The Second Mrs De Winter: ‘I want you to get rid of all these things.’
Mrs Danvers: ‘But these are Mrs de Winter’s things.’
The Second Mrs De Winter: ‘I am Mrs de Winter now!’
The 1940 film Rebecca is a haunting tale of doomed love, corrosive guilt and the ever-present past. It was Alfred Hitchcock’s first movie in Hollywood and his only work to win a Best Picture Oscar.
Hitchcock had been hired for the job by the producer David O Selznick. From the outset it was an uneasy relationship. There were disagreements about casting, performances and scheduling. Selznick liked to review different cuts of the same set-up after the shoot. But Hitchcock’s practice was to work out his shots in advance and cut in the camera.
Selznick took to prescribing executional ideas. He suggested that it would make a dramatic and resonant climax to the film if the smoke from the burning country house, Manderley, mysteriously formed a huge letter R for Rebecca in the sky. Hitchcock naturally felt this rather crude, and, while Selznick was preoccupied with producing Gone with the Wind, he shot a sequence of Rebecca’s burning negligee case, monogrammed with the letter R. Undoubtedly a more elegant solution.
Mrs Danvers: ‘Why don’t you go? Why don’t you leave Manderley? He doesn’t need you…He’s got his memories. He doesn’t love you. He wants to be alone again with her. You’ve nothing to stay for. You’ve nothing to live for really, have you?’
We have all worked with the Interfering Boss. What starts with broad direction and encouragement, evolves into helpful suggestions and ideas, and culminates in executional orders and instruction. As the pressure mounts and the relationship deteriorates, hands-off empowerment transitions into hands-on leadership.
This transition is often accompanied by protestations of special circumstances. The Interfering Boss asserts that he or she has a particular understanding of what the Client wants or the problem needs. This issue is, they say, relationship compromising, account threatening. This one’s too important to take a risk on. And then comes the promise of more creative freedom in ‘Year 2’ of the campaign. Year 2, of course, is a mythical place that few have visited.
I confess I have myself on occasion been that Interfering Boss. In the absence of a strong creative voice, I would sometimes step in with my own strong creative opinions. Leadership abhors a vacuum. I knew even at the time that this wasn’t healthy. Perhaps I was insufficiently trusting of the creative directors. Perhaps I was over-confident in my own abilities. Perhaps I was under pressure.
Thankfully, for the most part, my creative suggestions were rebuffed: the well-meaning ‘thought-starters’; the half-baked script ideas; the painful puns (‘ISA-tonic’ or ‘YouK’ anyone?); the helpful loan of my Parapluies de Cherbourg DVD (I’m sure I was onto something there); the frequent requests for a Luther Vandross soundtrack…. Looking back, my personal creative legacy may in fact be limited to the legendary laundry endline: ‘Smell the Clean.‘

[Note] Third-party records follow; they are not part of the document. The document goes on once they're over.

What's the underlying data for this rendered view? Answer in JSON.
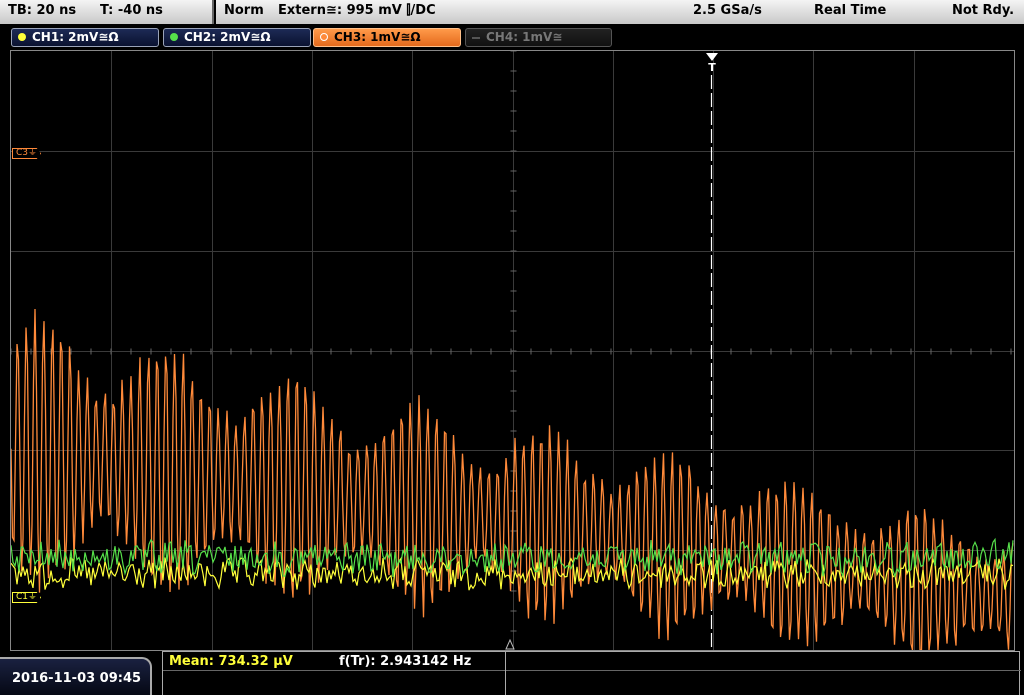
{
  "status": {
    "timebase": "TB: 20 ns",
    "trigger_time": "T: -40 ns",
    "mode": "Norm",
    "trigger_source": "Extern≅: 995 mV ⫿/DC",
    "sample_rate": "2.5 GSa/s",
    "acq_mode": "Real Time",
    "ready": "Not Rdy."
  },
  "channels": [
    {
      "label": "CH1: 2mV≅Ω",
      "color": "#ffff3a",
      "state": "on"
    },
    {
      "label": "CH2: 2mV≅Ω",
      "color": "#56e04a",
      "state": "on"
    },
    {
      "label": "CH3: 1mV≅Ω",
      "color": "#ff8a3a",
      "state": "active"
    },
    {
      "label": "CH4: 1mV≅",
      "color": "#777777",
      "state": "off"
    }
  ],
  "markers": {
    "c3": "C3",
    "c1": "C1",
    "trigger": "T"
  },
  "bottom": {
    "datetime": "2016-11-03 09:45",
    "mean_label": "Mean: 734.32 µV",
    "freq_label": "f(Tr): 2.943142 Hz"
  },
  "colors": {
    "ch1": "#ffff3a",
    "ch2": "#56e04a",
    "ch3": "#ff8a3a",
    "grid": "#3a3a3a"
  }
}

So how should you deal with the Interfering Boss?
Well, you could try to ignore them, in the hope and expectation that they’ll always have their own Gone with the Wind to occupy their time. You could nod enthusiastically and then wilfully misunderstand what you’ve been asked to do. You could perhaps take on the Interfering Boss, and make a career-limiting speech about roles and responsibilities. In the long term, I’m not sure any of these approaches is sustainable.
‘We can never go back to Manderley again. That much is certain.’

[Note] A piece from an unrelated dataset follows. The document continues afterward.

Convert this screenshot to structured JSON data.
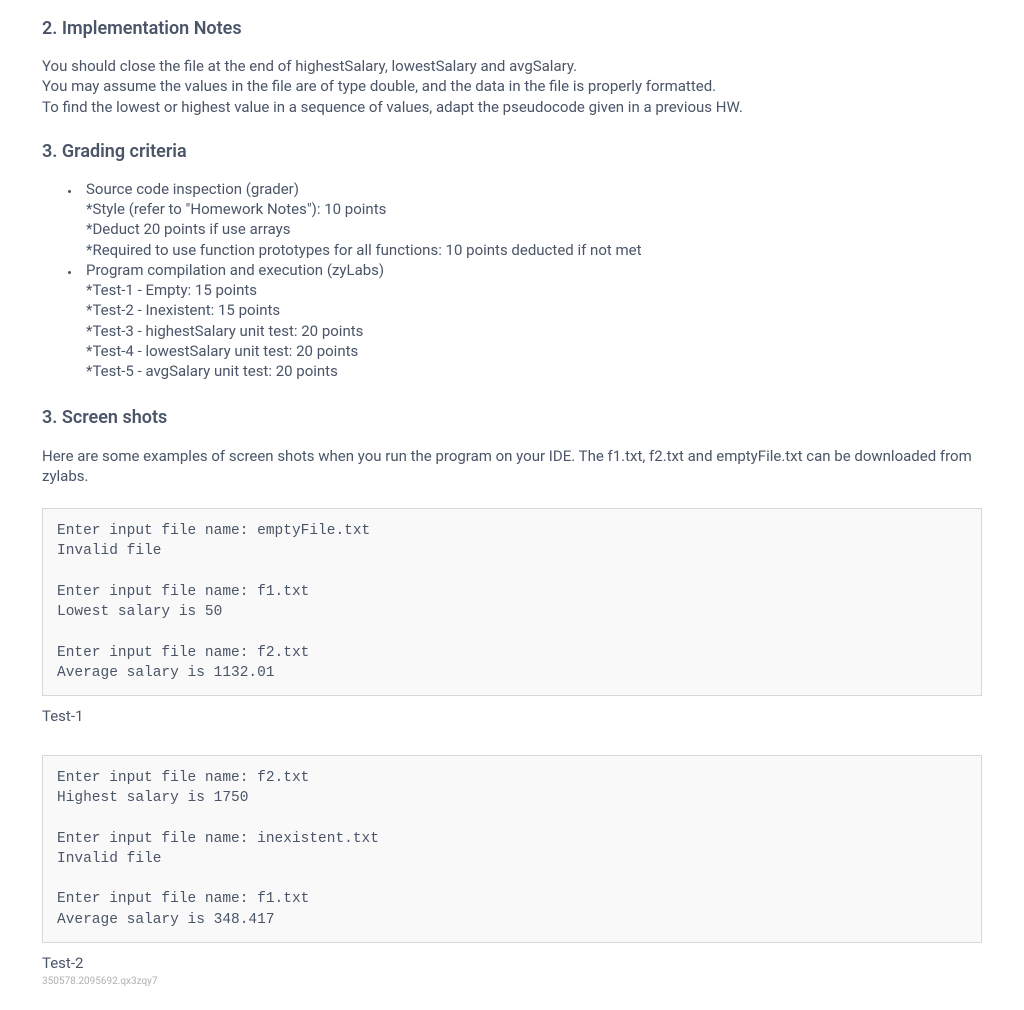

I’d suggest that the smart option is to think properly about what the Interfering Boss is trying to get at with his or her awkward illustrations and sketchy scripts. If you can isolate what at root they’re looking for, the problem they’re trying to resolve, you can probably come up with a better, more satisfying solution. This is, after all, how Hitchcock dealt with Selznick’s ‘smokey R’ proposal.
Sir John Hegarty would always say, to Clients and account people alike: ‘Describe the problem, don’t prescribe the solution.’ In other words, tell me we have a branding issue; don’t demand that I put the brand in the first 5 seconds. Wise counsel. I’m sure we always progress further, faster, when well-briefed creatives are allowed to do the creating.

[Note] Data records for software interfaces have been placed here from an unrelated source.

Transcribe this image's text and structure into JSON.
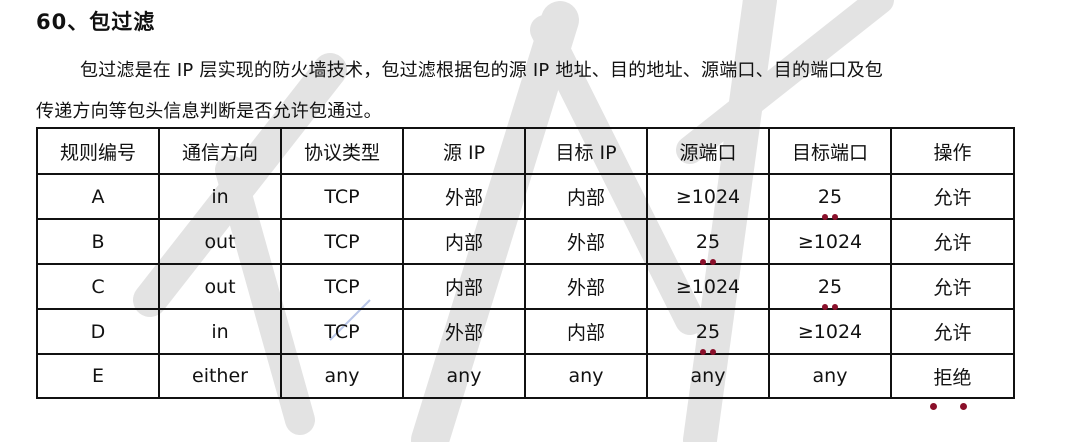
{
  "title": "60、包过滤",
  "paragraph_line1": "包过滤是在 IP 层实现的防火墙技术，包过滤根据包的源 IP 地址、目的地址、源端口、目的端口及包",
  "paragraph_line2": "传递方向等包头信息判断是否允许包通过。",
  "table": {
    "headers": [
      "规则编号",
      "通信方向",
      "协议类型",
      "源 IP",
      "目标 IP",
      "源端口",
      "目标端口",
      "操作"
    ],
    "rows": [
      [
        "A",
        "in",
        "TCP",
        "外部",
        "内部",
        "≥1024",
        "25",
        "允许"
      ],
      [
        "B",
        "out",
        "TCP",
        "内部",
        "外部",
        "25",
        "≥1024",
        "允许"
      ],
      [
        "C",
        "out",
        "TCP",
        "内部",
        "外部",
        "≥1024",
        "25",
        "允许"
      ],
      [
        "D",
        "in",
        "TCP",
        "外部",
        "内部",
        "25",
        "≥1024",
        "允许"
      ],
      [
        "E",
        "either",
        "any",
        "any",
        "any",
        "any",
        "any",
        "拒绝"
      ]
    ]
  },
  "colors": {
    "text": "#111111",
    "emphasis_dot": "#8a0f2a",
    "watermark": "#d9d9d9"
  }
}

Of course, the ultimate way of dealing with the Interfering Boss is to do exactly what they ask you to do – to the letter. They’ll inevitably be confronted with their own creative shortcomings; with the linear logic of their inelegant ideas; with the merely moderate and quietly conventional. That’ll really wind them up.